When going to the dentist you may realise that in some cases the dentist takes a mould (or an impression) after preparing your teeth for a restoration.
To improve the design and creation of dental restorations (such as crowns, bridges, inlays or veneers), some dental practices may use CAD/CAM systems. By using this technology (you can find more information if you click here), dentists aim to improve the quality of restorations as well as complete a prosthesis in a much shorter time.
CAD/CAM systems are very complex computerized systems, which involve a lot of elements. Generally, a CAD/CAM system contains a 3D scanner, some computers on which the modulated tooth can be visible, an automated dental drill, and a dental vacuum cleaner. This is a very important process, which has a lot of advantages, both for the patient, and for the dentist.
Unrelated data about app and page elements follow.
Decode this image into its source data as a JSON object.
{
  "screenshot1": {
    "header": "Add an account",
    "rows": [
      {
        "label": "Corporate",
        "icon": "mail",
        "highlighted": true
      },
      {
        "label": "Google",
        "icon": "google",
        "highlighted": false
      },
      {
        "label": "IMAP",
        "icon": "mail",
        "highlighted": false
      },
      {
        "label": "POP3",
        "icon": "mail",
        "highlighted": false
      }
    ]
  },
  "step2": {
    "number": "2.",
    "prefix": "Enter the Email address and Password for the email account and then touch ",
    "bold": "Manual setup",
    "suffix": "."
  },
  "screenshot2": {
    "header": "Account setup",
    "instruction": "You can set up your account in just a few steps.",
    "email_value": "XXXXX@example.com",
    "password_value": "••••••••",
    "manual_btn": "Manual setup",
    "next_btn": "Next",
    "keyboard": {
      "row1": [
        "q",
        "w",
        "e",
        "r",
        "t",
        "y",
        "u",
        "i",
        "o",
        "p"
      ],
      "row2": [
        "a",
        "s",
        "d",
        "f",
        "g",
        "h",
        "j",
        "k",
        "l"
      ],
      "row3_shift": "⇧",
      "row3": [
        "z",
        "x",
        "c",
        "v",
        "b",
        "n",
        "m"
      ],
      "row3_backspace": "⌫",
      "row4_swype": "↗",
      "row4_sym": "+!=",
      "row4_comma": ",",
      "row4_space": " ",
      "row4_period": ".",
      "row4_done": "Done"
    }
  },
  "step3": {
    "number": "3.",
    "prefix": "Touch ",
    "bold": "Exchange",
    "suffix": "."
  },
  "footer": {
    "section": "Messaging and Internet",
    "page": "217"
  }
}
First of all, the patient does not have to spend a lot of time using a temporary crown or a temporary bridge until the designed restoration is ready. Processing time is reduced because the entire procedure is performed by computer systems, and the operator must not be present all the time. In some cases, CAD/CAM systems allow practitioners to provide patients with crowns, inlays, or veneers in a single appointment.
The process has many advantages for the dentist as well. Treatment time is shortened, which gives the practitioner additional time for attending more patients. Besides that, CAD/CAM systems are highly accurate. The systems have a margin of error of less than 20 microns.
However, CAD/CAM restorations are considered less aesthetic than traditional restorations.
The dental technician or the dentist himself must be there to complete the job done by the computer. He must apply the last layers of porcelain, and this must be done effectively and rapidly, by the hands of someone who really knows his job. Basically, the dentist or the technician will have to spend time for the final touches and this will be down to the dentist’s skill and expertise.
Here we can talk about the needs of the beneficiary. The colour and the material, this are things that the technician or the dentist can establish with the patient before desining the restoration. CAD/CAM dentistry means a lot of work is done by “simply clicking” the systems command buttons. This can be a huge help, especially if we consider the amount of work that is involved when fabricating a dental prosthesis.
The only requirement is to have “an operator” who knows the technology and pays attention to details . Beyond that, the procedure is simple, and it does not cost a lot of money (although it is more expensive than traditional dentistry).
Anyone can benefit from it : everyone who believes that his health means something, anyone who understands the importance of having all the teeth in their place. Many dental practitioners believe that CAD/CAM dentistry means the future in the dentist area.